Mystery schools have incorporated the astrological view that everything is interconnected, including celestial bodies. Numerology holds that the underlying basis of reality is mathematical as well as a seasonal and cyclical universe. The Jungian psychologist Marie-Louise von Franz offers this:

Numbers, furthermore, as archetypal structural constants of the collective unconscious, possess a dynamic, active aspect which is especially important to keep in mind. It is not what we can do with numbers but what they do to our consciousness that is essential. 

Consider the recent appearance of crop circles. Beyond the aesthetic appeal of the artistry and imagery, the circles can also speak to us on a mental level, through the international language of mathematics. Crop circles often reference sacred geometry, which contains the measure of man, of nature and of the universe, expressed in harmonic proportions. 

sacred geometry crop circle

On August 12th, 2016, the above crop circle appeared overnight in a wheat field in the village of Ansty in southwest Wiltshire, England. Featured in this crop circle, which is over 100 metres in diameter, are several circles and arches depicting a type of design known as Sacred Geometry or Divine Proportion.

The flower of life mandala appears in numerous crop circles, designed to represent the mystery of creation: variations of this symbol have adorned sacred sites in many countries over the centuries, from China’s Forbidden City to early Christian churches. The oldest known representation of the flower of life in the Temple of Osiris at Abydos in Egypt date from at least 6,000 years ago, but the significance of these forms lives on.

At ground level, it becomes apparent that the stalks are bent at the nodes, rather than broken, swirled obediently into patterns as if bowing to a higher purpose. This is nature tamed to an intelligent design.

crop circle sacred geometry 

The curve and sweep of the circles bring a soft, flowing form to counterbalance the angular lines that mark the boundaries of the fields. The neat plots of land reflect man’s limiting, linear view of the world; while a circle is infinite, mirroring the abundant expansion of nature, the cycle of the seasons, the unstoppable life force of growing things.

And so the cultural wheel Davenport spoke of turns again.

Crop circles remind us that ancient wisdom has been all but forgotten with the onslaught of technology. But what have advances in science brought to the land? Factory farming, with its disregard for animal welfare, GM crops, pesticides linked to the disappearance of bee colonies vital to propagation – all in the name of progress. Somewhere along the way, a reverence for natural life has been lost.

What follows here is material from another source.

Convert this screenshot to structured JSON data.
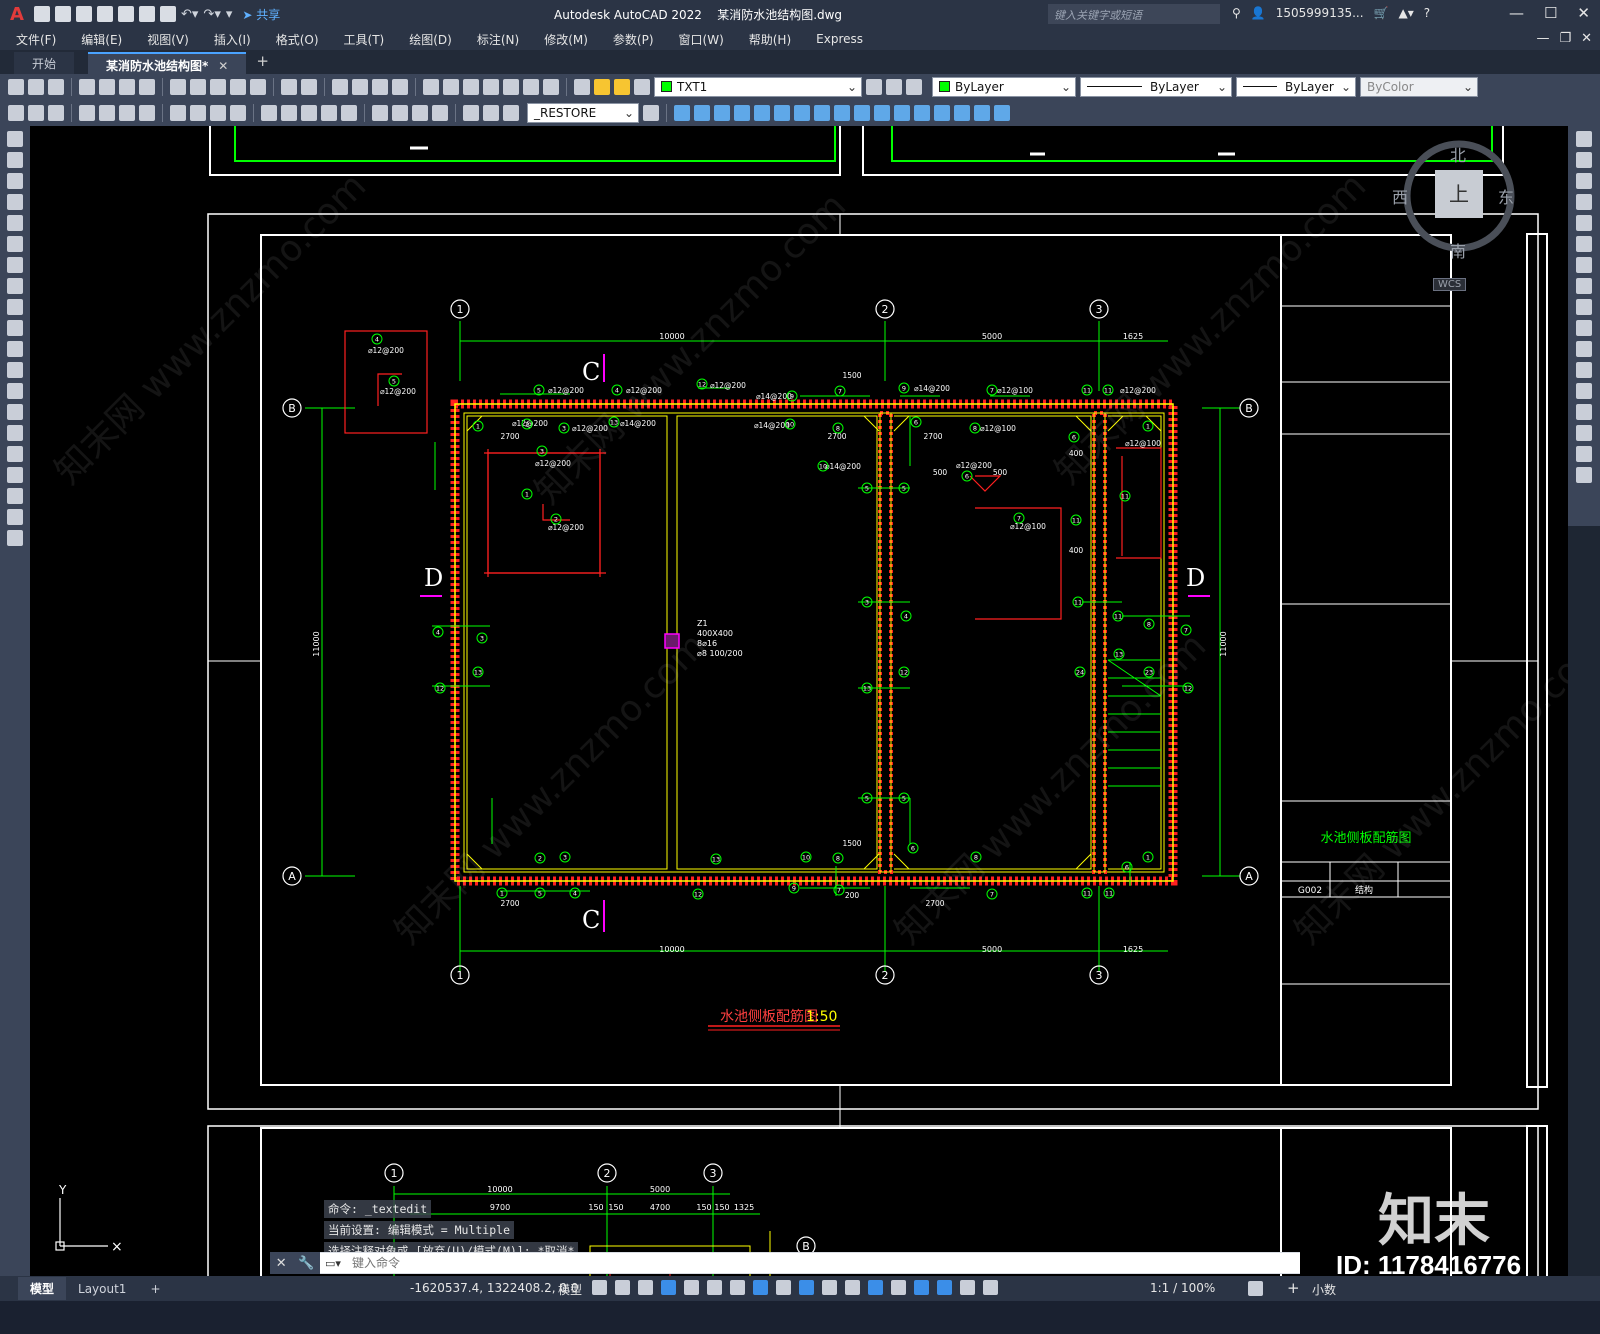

One could argue that crops are used as the medium for the message that we should work with nature, not against her. As climate change grows catastrophic, we find ourselves at a tipping point where the earth can no longer sustain being exploited for short-term gain.

Profound disillusion with both religion and rationalism has seen the growing interest among millennials in esoteric and indigenous wisdom. Many millennials have cast aside the blissed out escapism of 60s’ psychedelics to explore the ceremonial medicine of ayahuasca in their pursuit for higher truth.

It is true the white man can fly;

He can speak across the ocean….

But he has no songs like ours,

No poets to equal the island singers.

~ Gilbert Irlander

sacred geometry for healing

Sacred geometry is a way for us to express and understand metaphysical dualism, where spirit and matter represent the two fundamental categories into which all real things can be sorted.

Sacred Geometry relates to specific geometric proportions and shapes that have symbolic meanings associated with them. It is based on the study of nature and mathematical principles. This type of geometry is located in the natural world and man-made creations. From plants, seashells to a spiral galaxy, the Parthenon and the Pyramids to Leonardo da Vinci’s Vetruvian Man: it has been argued that sacred geometry underpins the world we know.

To delve deeper into the mysteries consider taking part in my online or face-to-face sacred geometry workshop.

information on the sacred geometry workshop